FEATURED ARTICLES / THE BEST OF HOW-TO GEEK
If you’ve been using Windows for very long at all, you’ve probably heard of Microsoft’s .NET, probably because an application asked you to install it, or you noticed it in your list of installed programs. Unless you’re a developer, you don’t need a lot of knowledge to make use of it. You just need it to work. But, since we geeks like knowing things, join us as we explore just what .NET is and why so many applications need it.
Microsoft has confirmed that Windows 10’s free upgrade offer will expire on July 29, 2016. After that, you’ll have to pay $119 to upgrade on any computer that hasn’t already made the leap. But with a few simple steps, you can “reserve” that free copy now, so you can upgrade after July 29 without paying.
Skype is more than just voice and video chat: it contains text chat, too. Unfortunately, it’s incredibly unreliable, and only getting worse. None of my friends use it anymore–everyone’s switched to Telegram, which always works properly.
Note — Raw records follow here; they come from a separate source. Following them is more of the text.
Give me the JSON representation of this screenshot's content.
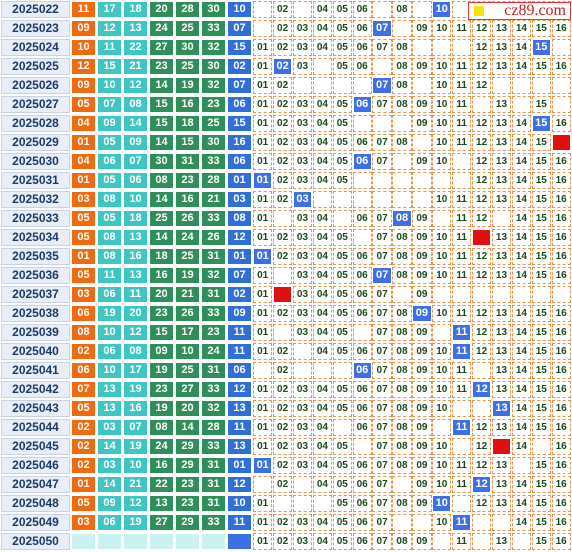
{
  "site_label": "cz89.com",
  "distribution_numbers": [
    "01",
    "02",
    "03",
    "04",
    "05",
    "06",
    "07",
    "08",
    "09",
    "10",
    "11",
    "12",
    "13",
    "14",
    "15",
    "16"
  ],
  "colors": {
    "front1": "#f06a10",
    "front2_3": "#3ec7c2",
    "front4_6": "#2f8f58",
    "blue": "#2e6fd8",
    "hit": "#3d6fe6",
    "red": "#e01010"
  },
  "rows": [
    {
      "issue": "2025022",
      "balls": [
        "11",
        "17",
        "18",
        "20",
        "28",
        "30",
        "10"
      ],
      "hits": [
        10
      ],
      "red": []
    },
    {
      "issue": "2025023",
      "balls": [
        "09",
        "12",
        "13",
        "24",
        "25",
        "33",
        "07"
      ],
      "hits": [
        7
      ],
      "red": []
    },
    {
      "issue": "2025024",
      "balls": [
        "10",
        "11",
        "22",
        "27",
        "30",
        "32",
        "15"
      ],
      "hits": [
        15
      ],
      "red": []
    },
    {
      "issue": "2025025",
      "balls": [
        "12",
        "15",
        "21",
        "23",
        "25",
        "30",
        "02"
      ],
      "hits": [
        2
      ],
      "red": []
    },
    {
      "issue": "2025026",
      "balls": [
        "09",
        "10",
        "12",
        "14",
        "19",
        "32",
        "07"
      ],
      "hits": [
        7
      ],
      "red": []
    },
    {
      "issue": "2025027",
      "balls": [
        "05",
        "07",
        "08",
        "15",
        "16",
        "23",
        "06"
      ],
      "hits": [
        6
      ],
      "red": []
    },
    {
      "issue": "2025028",
      "balls": [
        "04",
        "09",
        "14",
        "15",
        "18",
        "25",
        "15"
      ],
      "hits": [
        15
      ],
      "red": []
    },
    {
      "issue": "2025029",
      "balls": [
        "01",
        "05",
        "09",
        "14",
        "15",
        "30",
        "16"
      ],
      "hits": [],
      "red": [
        16
      ]
    },
    {
      "issue": "2025030",
      "balls": [
        "04",
        "06",
        "07",
        "30",
        "31",
        "33",
        "06"
      ],
      "hits": [
        6
      ],
      "red": []
    },
    {
      "issue": "2025031",
      "balls": [
        "01",
        "05",
        "06",
        "08",
        "23",
        "28",
        "01"
      ],
      "hits": [
        1
      ],
      "red": []
    },
    {
      "issue": "2025032",
      "balls": [
        "03",
        "08",
        "10",
        "14",
        "16",
        "21",
        "03"
      ],
      "hits": [
        3
      ],
      "red": []
    },
    {
      "issue": "2025033",
      "balls": [
        "05",
        "05",
        "18",
        "25",
        "26",
        "33",
        "08"
      ],
      "hits": [
        8
      ],
      "red": []
    },
    {
      "issue": "2025034",
      "balls": [
        "05",
        "08",
        "13",
        "14",
        "24",
        "26",
        "12"
      ],
      "hits": [],
      "red": [
        12
      ]
    },
    {
      "issue": "2025035",
      "balls": [
        "01",
        "08",
        "16",
        "18",
        "25",
        "31",
        "01"
      ],
      "hits": [
        1
      ],
      "red": []
    },
    {
      "issue": "2025036",
      "balls": [
        "05",
        "11",
        "13",
        "16",
        "19",
        "32",
        "07"
      ],
      "hits": [
        7
      ],
      "red": []
    },
    {
      "issue": "2025037",
      "balls": [
        "03",
        "06",
        "11",
        "20",
        "21",
        "31",
        "02"
      ],
      "hits": [],
      "red": [
        2
      ]
    },
    {
      "issue": "2025038",
      "balls": [
        "06",
        "19",
        "20",
        "23",
        "26",
        "33",
        "09"
      ],
      "hits": [
        9
      ],
      "red": []
    },
    {
      "issue": "2025039",
      "balls": [
        "08",
        "10",
        "12",
        "15",
        "17",
        "23",
        "11"
      ],
      "hits": [
        11
      ],
      "red": []
    },
    {
      "issue": "2025040",
      "balls": [
        "02",
        "06",
        "08",
        "09",
        "10",
        "24",
        "11"
      ],
      "hits": [
        11
      ],
      "red": []
    },
    {
      "issue": "2025041",
      "balls": [
        "06",
        "10",
        "17",
        "19",
        "25",
        "31",
        "06"
      ],
      "hits": [
        6
      ],
      "red": []
    },
    {
      "issue": "2025042",
      "balls": [
        "07",
        "13",
        "19",
        "23",
        "27",
        "33",
        "12"
      ],
      "hits": [
        12
      ],
      "red": []
    },
    {
      "issue": "2025043",
      "balls": [
        "05",
        "13",
        "16",
        "19",
        "20",
        "32",
        "13"
      ],
      "hits": [
        13
      ],
      "red": []
    },
    {
      "issue": "2025044",
      "balls": [
        "02",
        "03",
        "07",
        "08",
        "14",
        "28",
        "11"
      ],
      "hits": [
        11
      ],
      "red": []
    },
    {
      "issue": "2025045",
      "balls": [
        "02",
        "14",
        "19",
        "24",
        "29",
        "33",
        "13"
      ],
      "hits": [],
      "red": [
        13
      ]
    },
    {
      "issue": "2025046",
      "balls": [
        "02",
        "03",
        "10",
        "16",
        "29",
        "31",
        "01"
      ],
      "hits": [
        1
      ],
      "red": []
    },
    {
      "issue": "2025047",
      "balls": [
        "01",
        "14",
        "21",
        "22",
        "23",
        "31",
        "12"
      ],
      "hits": [
        12
      ],
      "red": []
    },
    {
      "issue": "2025048",
      "balls": [
        "05",
        "09",
        "12",
        "13",
        "23",
        "31",
        "10"
      ],
      "hits": [
        10
      ],
      "red": []
    },
    {
      "issue": "2025049",
      "balls": [
        "03",
        "06",
        "19",
        "27",
        "29",
        "33",
        "11"
      ],
      "hits": [
        11
      ],
      "red": []
    },
    {
      "issue": "2025050",
      "balls": [
        "",
        "",
        "",
        "",
        "",
        "",
        ""
      ],
      "hits": [],
      "red": []
    }
  ],
  "missing": {
    "2025022": [
      1,
      3,
      7,
      9,
      11,
      12,
      13,
      14,
      15,
      16
    ],
    "2025023": [
      1,
      8
    ],
    "2025024": [
      9,
      10,
      11,
      16
    ],
    "2025025": [
      4,
      7
    ],
    "2025026": [
      3,
      4,
      5,
      6,
      9,
      13,
      14,
      15,
      16
    ],
    "2025027": [
      12,
      14,
      16
    ],
    "2025028": [
      6,
      7,
      8
    ],
    "2025029": [
      9
    ],
    "2025030": [
      8,
      11
    ],
    "2025031": [
      6,
      7,
      8,
      9,
      10,
      11
    ],
    "2025032": [
      4,
      5,
      6,
      7,
      8,
      9
    ],
    "2025033": [
      2,
      5,
      10,
      13
    ],
    "2025034": [
      6
    ],
    "2025035": [],
    "2025036": [
      2
    ],
    "2025037": [
      8,
      10,
      11,
      12,
      13,
      14,
      15,
      16
    ],
    "2025038": [],
    "2025039": [
      2,
      6,
      10
    ],
    "2025040": [
      3
    ],
    "2025041": [
      1,
      3,
      4,
      5,
      12
    ],
    "2025042": [],
    "2025043": [
      11,
      12
    ],
    "2025044": [
      5,
      10
    ],
    "2025045": [
      6,
      11,
      15
    ],
    "2025046": [
      14
    ],
    "2025047": [
      1,
      3,
      8
    ],
    "2025048": [
      2,
      3,
      4,
      11
    ],
    "2025049": [
      8,
      9,
      12,
      13
    ],
    "2025050": [
      10,
      12,
      14
    ]
  }
}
Microsoft has wasted its time by rewriting the Skype client over and over instead of fixing the core problem.
Configuration profiles on an iPhone or iPad are sort of like Group Policy or the registry editor on Windows. They allow you to quickly distribute groups of settings and access powerful management features that aren’t normally available. Configuration profiles are really designed for organizations, but can be used by anyone.
So you got a shiny new Android phone. You changed the wallpaper, bought a case that you like, arranged your home screens…you know, made it yours. Then someone calls. Why on earth are you still using a stock ringtone? Get that out of here—it’s time to not only make it look like yours, but sound like it too.
Many people use Virtual Private Networks (VPNs) to mask their identity, encrypt their communications, or browse the web from a different location. All those goals can fall apart if your real information is leaking through a security hole, which is more common than you’d think. Let’s look at how to identify and patch those leaks.
If you’re like most Windows users, you have lots of great little utilities that run when you start Windows. While this works great for most apps, there are some that would be nice to start even before a user logs in to the PC. To do this, you’ll need to run the app as a Windows service.
If you have notifications enabled, apps normally display your messages right on your lock screen. But you can hide the text of those messages without disabling the lock screen notifications entirely, allowing you to see you have a message while preventing people from reading those messages over your shoulder.
The beauty of technology isn’t just doing more stuff–it’s doing stuff quickly. Whether you want to call a specific contact with one tap, keep your phone unlocked when you’re at home or work, launch the camera in a flash to quickly capture the perfect moment, or search for an app while in a rush, here are some of the best shortcuts built into Android that you’re probably not using.
Windows comes with a bunch of services running in the background. The Services.msc tool allows you to view these services and disable them, but you probably shouldn’t bother. Disabling the default services won’t speed up your PC or make it any more secure.
Philips Hue is a really cool Wi-Fi-enabled lighting system that allows you to turn on and off your lights right from your smartphone (or from other smarthome-controlling devices, like the Amazon Echo). It’s one of the first steps in turning your house into a smarthome of the future. Here’s how to set up your Philips Hue lights using the new Philips Hue app.
Plex Media Server is a user-friendly way to store all your movies, shows, and other media in one place–and make it accessible from any device, whether you’re at home or on-the-go. If you’re looking for a no-headache way to watch your movies anywhere, this is it.
Windows can’t normally read Mac-formatted drives, and will offer to erase them instead. But third-party tools fill the gap and provide access to drives formatted with Apple’s HFS+ file system on Windows. This also allows you to restore Time Machine backups on Windows.